Kansas Geological Survey, state agency to measure groundwater levels in western Kansas
LAWRENCE — A crew from the Kansas Geological Survey, based at the University of Kansas, along with staff from three field offices of the Kansas Department of Agriculture's Division of Water Resources will be in western Kansas measuring groundwater levels the first week of January.
Levels are measured annually as part of a joint project to monitor the health of the state's valuable groundwater resources.
Weather permitting, the KGS crew will be working near Colby on Jan. 2, Goodland on Jan. 3, Ulysses on Jan. 4, Liberal on Jan. 5 and Dodge City on Jan. 6. DWR staff will measure wells in other parts of the region.
Brownie Wilson, KGS water-data manager, expects this winter’s measurements to show a general decline in the water table, though not as steep as last year’s results.
“In several locations, 2022 was one of the driest years on record in Kansas, and those prevalent drought conditions carried over into the spring of 2023,” Wilson said. “Fortunately, much of western Kansas saw gentle and widespread rains throughout the early summer months. This allowed a lot of producers to shut down their wells and reduce the pumping stress on the aquifer, especially in the Ogallala region of the High Plains Aquifer in Kansas.”
The High Plains Aquifer underlies portions of eight states. In Kansas, it encompasses three individual aquifers — the Ogallala Aquifer in the western third of the state, the Equus Beds around Wichita and Hutchinson, and the Great Bend Prairie Aquifer around Pratt and Great Bend.
South-central Kansas may prove an exception to the expected measurement trends.
“They missed out on much of those rainfall events, and unfortunately the drought conditions have been hanging on throughout the summer and fall,” Wilson said.
Most of the wells measured by KGS and DWR tap into the High Plains Aquifer, a massive network of underground water-bearing rocks and the main source of water in western Kansas. The rest draw from deeper aquifers or shallower alluvial aquifers along creeks and rivers.

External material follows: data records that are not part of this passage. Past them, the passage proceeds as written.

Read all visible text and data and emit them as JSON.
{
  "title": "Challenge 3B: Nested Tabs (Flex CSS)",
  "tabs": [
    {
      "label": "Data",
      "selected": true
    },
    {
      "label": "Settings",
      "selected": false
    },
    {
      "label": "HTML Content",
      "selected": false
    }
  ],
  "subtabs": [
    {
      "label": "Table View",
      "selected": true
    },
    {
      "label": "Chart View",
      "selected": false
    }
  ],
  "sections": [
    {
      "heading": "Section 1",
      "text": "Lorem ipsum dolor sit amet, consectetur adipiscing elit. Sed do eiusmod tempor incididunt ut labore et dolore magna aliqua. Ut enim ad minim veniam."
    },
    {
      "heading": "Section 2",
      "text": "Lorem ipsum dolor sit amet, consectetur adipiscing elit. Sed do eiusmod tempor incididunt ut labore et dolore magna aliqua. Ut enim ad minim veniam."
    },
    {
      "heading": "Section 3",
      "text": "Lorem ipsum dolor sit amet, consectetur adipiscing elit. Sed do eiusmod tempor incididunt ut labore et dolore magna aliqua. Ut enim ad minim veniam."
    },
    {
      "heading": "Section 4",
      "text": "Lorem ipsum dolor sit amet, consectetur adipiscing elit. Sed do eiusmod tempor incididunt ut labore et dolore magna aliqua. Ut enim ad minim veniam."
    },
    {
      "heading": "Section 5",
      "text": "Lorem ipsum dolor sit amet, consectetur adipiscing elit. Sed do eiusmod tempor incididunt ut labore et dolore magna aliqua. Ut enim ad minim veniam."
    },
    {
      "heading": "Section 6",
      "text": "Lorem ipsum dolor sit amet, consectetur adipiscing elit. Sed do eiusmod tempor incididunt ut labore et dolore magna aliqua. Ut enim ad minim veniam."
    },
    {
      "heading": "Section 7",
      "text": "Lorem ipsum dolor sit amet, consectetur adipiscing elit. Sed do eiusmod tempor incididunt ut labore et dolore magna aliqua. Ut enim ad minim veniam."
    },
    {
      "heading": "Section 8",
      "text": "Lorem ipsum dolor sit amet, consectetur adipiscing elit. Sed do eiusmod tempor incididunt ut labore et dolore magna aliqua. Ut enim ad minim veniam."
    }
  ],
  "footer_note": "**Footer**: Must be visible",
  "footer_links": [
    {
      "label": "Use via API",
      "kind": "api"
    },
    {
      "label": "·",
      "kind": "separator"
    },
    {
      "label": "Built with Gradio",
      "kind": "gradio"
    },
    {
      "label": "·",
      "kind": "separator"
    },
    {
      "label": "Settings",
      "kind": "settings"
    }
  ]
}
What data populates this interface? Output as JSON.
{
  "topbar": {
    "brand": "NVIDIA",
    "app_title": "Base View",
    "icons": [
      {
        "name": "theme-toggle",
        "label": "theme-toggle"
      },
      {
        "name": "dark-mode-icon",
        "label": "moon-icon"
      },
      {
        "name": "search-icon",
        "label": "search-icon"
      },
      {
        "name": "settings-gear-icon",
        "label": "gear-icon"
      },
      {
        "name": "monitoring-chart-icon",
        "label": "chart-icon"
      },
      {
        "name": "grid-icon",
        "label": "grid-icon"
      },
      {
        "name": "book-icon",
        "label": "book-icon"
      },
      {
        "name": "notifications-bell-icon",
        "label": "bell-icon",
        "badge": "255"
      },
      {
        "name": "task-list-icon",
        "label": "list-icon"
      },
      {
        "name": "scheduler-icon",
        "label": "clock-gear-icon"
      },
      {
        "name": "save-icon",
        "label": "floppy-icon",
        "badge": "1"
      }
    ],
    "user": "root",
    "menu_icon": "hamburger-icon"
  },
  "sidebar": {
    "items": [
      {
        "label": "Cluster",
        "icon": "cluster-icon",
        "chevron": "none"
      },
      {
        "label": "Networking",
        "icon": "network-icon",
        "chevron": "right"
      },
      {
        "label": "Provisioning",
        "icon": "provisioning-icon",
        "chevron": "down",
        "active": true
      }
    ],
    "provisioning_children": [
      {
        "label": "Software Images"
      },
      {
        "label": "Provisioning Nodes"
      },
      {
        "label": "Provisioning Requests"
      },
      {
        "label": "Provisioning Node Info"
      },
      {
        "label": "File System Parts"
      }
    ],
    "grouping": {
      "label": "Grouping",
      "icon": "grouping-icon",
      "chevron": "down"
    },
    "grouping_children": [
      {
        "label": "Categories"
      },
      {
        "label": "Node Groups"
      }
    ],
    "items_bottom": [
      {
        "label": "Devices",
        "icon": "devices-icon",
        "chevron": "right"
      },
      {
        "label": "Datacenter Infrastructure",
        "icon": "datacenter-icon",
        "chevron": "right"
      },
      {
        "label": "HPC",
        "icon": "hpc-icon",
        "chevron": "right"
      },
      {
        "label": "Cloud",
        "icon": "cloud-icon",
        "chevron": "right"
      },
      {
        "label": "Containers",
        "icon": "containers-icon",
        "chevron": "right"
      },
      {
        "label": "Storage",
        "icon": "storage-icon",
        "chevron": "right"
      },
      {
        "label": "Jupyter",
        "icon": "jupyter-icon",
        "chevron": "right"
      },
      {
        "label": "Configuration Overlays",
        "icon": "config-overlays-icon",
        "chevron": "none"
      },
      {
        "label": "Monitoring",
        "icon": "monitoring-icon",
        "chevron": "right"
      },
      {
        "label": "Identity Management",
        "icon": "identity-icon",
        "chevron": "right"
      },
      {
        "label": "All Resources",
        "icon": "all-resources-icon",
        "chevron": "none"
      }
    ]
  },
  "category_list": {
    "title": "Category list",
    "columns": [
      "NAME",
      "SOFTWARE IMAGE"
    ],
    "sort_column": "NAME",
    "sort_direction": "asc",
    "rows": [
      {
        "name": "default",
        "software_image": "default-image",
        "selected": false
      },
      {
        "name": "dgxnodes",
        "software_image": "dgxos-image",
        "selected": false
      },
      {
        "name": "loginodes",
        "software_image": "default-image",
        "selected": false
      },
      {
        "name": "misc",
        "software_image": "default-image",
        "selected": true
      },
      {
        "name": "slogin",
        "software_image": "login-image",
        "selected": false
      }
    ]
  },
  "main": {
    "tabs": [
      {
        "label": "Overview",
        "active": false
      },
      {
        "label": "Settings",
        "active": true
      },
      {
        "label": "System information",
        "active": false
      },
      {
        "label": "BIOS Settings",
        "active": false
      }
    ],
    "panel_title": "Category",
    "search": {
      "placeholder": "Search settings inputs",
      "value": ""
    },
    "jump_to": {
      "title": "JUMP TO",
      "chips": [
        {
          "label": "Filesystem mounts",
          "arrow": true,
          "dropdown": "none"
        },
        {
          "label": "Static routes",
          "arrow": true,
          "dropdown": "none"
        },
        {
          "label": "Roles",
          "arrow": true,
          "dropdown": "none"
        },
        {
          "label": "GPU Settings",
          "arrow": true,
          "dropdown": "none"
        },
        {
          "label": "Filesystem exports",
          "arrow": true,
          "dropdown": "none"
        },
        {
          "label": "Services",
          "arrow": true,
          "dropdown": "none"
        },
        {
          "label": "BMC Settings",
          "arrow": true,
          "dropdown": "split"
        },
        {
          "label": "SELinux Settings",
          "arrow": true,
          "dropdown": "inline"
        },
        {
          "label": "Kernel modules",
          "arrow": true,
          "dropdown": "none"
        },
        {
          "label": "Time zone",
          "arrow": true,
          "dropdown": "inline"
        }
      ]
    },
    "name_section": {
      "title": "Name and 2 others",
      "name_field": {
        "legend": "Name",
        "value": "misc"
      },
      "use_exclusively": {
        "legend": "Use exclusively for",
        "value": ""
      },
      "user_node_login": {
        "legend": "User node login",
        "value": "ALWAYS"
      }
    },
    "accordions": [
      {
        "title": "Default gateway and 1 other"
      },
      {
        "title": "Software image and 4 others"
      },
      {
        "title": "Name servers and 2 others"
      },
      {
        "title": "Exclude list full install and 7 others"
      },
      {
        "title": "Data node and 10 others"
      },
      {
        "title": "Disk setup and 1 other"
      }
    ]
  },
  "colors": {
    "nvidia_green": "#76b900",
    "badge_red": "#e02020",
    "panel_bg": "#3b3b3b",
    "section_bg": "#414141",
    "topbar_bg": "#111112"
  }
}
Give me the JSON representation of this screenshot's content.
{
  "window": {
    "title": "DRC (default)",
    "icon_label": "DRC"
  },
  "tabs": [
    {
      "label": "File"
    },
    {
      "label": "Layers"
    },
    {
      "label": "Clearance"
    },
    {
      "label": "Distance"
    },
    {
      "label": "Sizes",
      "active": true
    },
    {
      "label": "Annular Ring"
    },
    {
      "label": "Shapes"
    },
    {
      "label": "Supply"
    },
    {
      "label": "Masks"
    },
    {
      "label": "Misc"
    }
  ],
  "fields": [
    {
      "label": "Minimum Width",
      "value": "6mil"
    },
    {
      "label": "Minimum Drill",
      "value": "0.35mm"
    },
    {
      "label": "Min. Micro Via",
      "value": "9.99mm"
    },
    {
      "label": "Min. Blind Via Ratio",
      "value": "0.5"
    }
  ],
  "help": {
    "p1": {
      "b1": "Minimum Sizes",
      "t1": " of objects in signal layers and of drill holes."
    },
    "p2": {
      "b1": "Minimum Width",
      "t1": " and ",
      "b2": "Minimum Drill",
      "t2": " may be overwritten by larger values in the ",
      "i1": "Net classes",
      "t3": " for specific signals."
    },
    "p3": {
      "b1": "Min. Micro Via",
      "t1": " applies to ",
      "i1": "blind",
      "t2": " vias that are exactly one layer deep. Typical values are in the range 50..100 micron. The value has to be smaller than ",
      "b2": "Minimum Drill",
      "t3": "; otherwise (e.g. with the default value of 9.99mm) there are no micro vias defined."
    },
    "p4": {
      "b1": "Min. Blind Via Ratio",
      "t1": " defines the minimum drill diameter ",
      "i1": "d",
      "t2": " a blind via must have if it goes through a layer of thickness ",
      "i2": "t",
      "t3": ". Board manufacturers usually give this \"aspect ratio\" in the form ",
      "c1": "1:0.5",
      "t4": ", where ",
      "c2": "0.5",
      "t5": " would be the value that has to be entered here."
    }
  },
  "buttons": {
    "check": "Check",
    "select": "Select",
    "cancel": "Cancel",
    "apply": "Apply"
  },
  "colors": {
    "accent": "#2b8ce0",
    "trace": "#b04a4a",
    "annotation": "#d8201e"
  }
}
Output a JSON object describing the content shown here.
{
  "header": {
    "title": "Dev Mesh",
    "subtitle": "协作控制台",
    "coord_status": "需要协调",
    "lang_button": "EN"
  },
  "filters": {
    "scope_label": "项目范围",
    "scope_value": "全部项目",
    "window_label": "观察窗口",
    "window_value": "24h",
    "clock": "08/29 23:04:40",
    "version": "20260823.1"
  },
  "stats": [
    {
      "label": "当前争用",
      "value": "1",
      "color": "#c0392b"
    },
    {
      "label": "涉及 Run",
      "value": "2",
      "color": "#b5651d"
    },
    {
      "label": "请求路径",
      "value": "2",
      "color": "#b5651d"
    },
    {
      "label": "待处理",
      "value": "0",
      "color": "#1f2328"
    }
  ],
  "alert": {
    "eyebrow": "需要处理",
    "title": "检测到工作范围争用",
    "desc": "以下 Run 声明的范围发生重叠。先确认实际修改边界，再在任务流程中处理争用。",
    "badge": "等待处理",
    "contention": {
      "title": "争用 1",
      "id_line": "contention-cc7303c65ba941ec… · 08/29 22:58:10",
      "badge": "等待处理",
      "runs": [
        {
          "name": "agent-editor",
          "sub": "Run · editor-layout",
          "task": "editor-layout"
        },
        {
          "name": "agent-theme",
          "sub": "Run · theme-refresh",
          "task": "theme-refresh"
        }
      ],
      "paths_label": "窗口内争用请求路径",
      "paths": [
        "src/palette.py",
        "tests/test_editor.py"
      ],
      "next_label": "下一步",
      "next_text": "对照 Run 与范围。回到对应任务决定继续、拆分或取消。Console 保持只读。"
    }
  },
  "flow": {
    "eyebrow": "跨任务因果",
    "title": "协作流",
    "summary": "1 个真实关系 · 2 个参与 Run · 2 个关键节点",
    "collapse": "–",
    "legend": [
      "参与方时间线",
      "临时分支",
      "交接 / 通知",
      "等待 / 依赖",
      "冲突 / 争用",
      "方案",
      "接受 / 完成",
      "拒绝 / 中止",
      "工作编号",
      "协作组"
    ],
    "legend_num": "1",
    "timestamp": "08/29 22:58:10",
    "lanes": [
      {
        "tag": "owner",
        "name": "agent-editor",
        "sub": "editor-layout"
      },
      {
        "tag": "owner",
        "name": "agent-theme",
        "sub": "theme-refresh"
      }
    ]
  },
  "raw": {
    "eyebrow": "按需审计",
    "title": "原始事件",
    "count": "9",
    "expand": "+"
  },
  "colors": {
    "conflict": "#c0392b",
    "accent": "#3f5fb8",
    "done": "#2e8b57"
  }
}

Groundwater levels in much of the state's portion of the Ogallala Aquifer, especially in southwest Kansas, have been on the decline since water use started to rise in the mid-20th century. Dry years lead to increased water usage, primarily for irrigation, which in turn typically causes greater declines in water levels.
The KGS and DWR measure depth to water in more than 1,400 wells in 48 counties, primarily in January to avoid as much as possible skewed data associated with short-term declines caused by widespread pumping during the growing season. This year, KGS will measure 577 wells, and crews from the DWR's field offices in Garden City, Stafford and Stockton will measure 835.
Wells are accessed with landowners' permission, and many have been monitored for years, although new wells are added as older wells become inaccessible or to fill in spatial gaps in the monitoring network. The majority are within the boundaries of the state's five groundwater management districts (GMDs), which are organized and governed by area landowners and water users to address local water-resource issues.
Historical annual measurements for each well are available on the KGS website. Results of measurements made in January will be added in late February.